The owner wanted a small patio at the bottom of the rear steps at her home. She had ruled out brick or stone and wanted wood. I designed a 8′ x12′ “floating” deck that would sit directly on the ground, with pressure-treated joists that would be only a couple of inches at the stairs but bigger at the other end to compensate for the slope of the yard.
Pressure treated yellow pine would not have been a desirable deck surface. It tends to warp, especially if one side is near the ground and the face is exposed to sunlight. The owner did not want to use exotic hardwoods extracted from tropical rain forests,and had heard about yellow locust. I had used locust for fence posts and it seemed to never rot. I picked up some freshly cut locust boards and ran them through my planer, still green and wet, and screwed them to the treated frame, using bar clamps to take out curves. When dry, locust is so hard that it is difficult to work with; my hope was that the boards would stay straight if secured to the frame, and it was an experiment that proved successful.

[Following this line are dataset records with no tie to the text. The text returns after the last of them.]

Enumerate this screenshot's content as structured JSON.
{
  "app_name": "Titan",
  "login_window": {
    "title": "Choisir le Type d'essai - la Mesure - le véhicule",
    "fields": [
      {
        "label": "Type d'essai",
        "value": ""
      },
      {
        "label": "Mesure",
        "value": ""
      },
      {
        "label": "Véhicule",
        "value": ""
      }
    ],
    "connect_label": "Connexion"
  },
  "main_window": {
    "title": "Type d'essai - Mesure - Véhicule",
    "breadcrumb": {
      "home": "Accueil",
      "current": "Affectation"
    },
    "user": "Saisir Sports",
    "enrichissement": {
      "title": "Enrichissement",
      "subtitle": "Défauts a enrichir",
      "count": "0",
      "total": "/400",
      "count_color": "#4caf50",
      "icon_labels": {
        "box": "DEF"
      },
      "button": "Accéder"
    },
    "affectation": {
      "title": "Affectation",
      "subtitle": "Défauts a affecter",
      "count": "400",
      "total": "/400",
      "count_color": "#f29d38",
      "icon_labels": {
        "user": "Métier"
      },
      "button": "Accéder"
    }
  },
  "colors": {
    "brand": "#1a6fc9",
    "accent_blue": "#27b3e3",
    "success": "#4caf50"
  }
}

We allowed the deck to dry a couple weeks and then treated it with a hardwood deck oil to minimize sun damage and stabilize moisture content. The beautiful yellow color lasted for over a year, and eventually the deck turned a nice silver gray. The boards have stayed straight and the “floating deck” looks great!